You know, God is good, let me tell you something. When I was 5, 6 and 7 years old, I was runnin’ up and down the street with some more little raggedy boys that look like me. With some more little homeless-looking boys like me, had strings holdin’ their clothes up on ‘em, down there in Richmond, Va. You know I prayed then, when I was little, I said, “Lord, when I get big, and get me some children, please don’t let my children look like me, ‘shamed to go to school.” My parents were very poor, you know. This was back during the war. It’s nobody’s fault we were all poor, you know what I mean? I said, “Lord, please let me be able to give my kids a better life then what my parents were able to give me.” He answered my prayers, you know? He answered my prayers.
I quit school in eighth grade. I prayed for my kids to have the opportunity to go to college. It all came true. You follow what I’m sayin’? Everything that I have prayed for, came true. Everything. That’s the most amazing thing in my life, that I look back and I see that everything, that I asked God to do for me, he did it. I don’t only pray for myself, I pray for others. Always pray for other people.
Are you working on a new album?
I’m working on a gospel, I’m working on another jazz and blues album. You heard any of my jazz and blues?
No, not really.
Well, you know, I’m a jazz and blues gospel artist. Course, I couldn’t make no money doin’ that. [laughs] I couldn’t eat. But I created that go-go, I can eat and everybody that plays go-go can eat. You follow me?
I hear you.
That’s a wonderful thing that …. When I look and see that, it just really gets to me when I see a young band comin’ out here, playing go-go music, stayin’ out of trouble. You don’t have to be no great artist to play go-go music. It’s about the feel and you learn as you go along.

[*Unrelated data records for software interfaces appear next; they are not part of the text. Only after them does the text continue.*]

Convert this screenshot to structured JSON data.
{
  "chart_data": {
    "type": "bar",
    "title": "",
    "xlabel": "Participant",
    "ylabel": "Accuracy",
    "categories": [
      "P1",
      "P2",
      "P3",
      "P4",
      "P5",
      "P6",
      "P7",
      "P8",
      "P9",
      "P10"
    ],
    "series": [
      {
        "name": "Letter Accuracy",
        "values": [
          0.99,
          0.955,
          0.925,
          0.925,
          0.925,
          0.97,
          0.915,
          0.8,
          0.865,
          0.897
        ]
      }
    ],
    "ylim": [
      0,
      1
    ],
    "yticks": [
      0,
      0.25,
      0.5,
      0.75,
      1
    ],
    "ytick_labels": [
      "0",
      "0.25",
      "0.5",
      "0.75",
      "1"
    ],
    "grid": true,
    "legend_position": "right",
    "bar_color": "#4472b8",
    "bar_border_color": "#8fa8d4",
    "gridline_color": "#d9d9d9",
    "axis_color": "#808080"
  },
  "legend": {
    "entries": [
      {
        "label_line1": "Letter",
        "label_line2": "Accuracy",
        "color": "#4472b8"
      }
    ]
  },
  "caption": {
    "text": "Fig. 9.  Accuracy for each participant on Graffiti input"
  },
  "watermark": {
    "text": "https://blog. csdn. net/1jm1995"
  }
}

Go-go is nothin’ but another form of funky music, mixed with African, Latin, and your fans’ call and response.
Chuck Brown plays at Kanawha Plaza, Eighth and Canal streets, as part of Fridays at Sunset on July 22 at 6 p.m. Tickets are $20. For information, go to fridaysatsunset.com.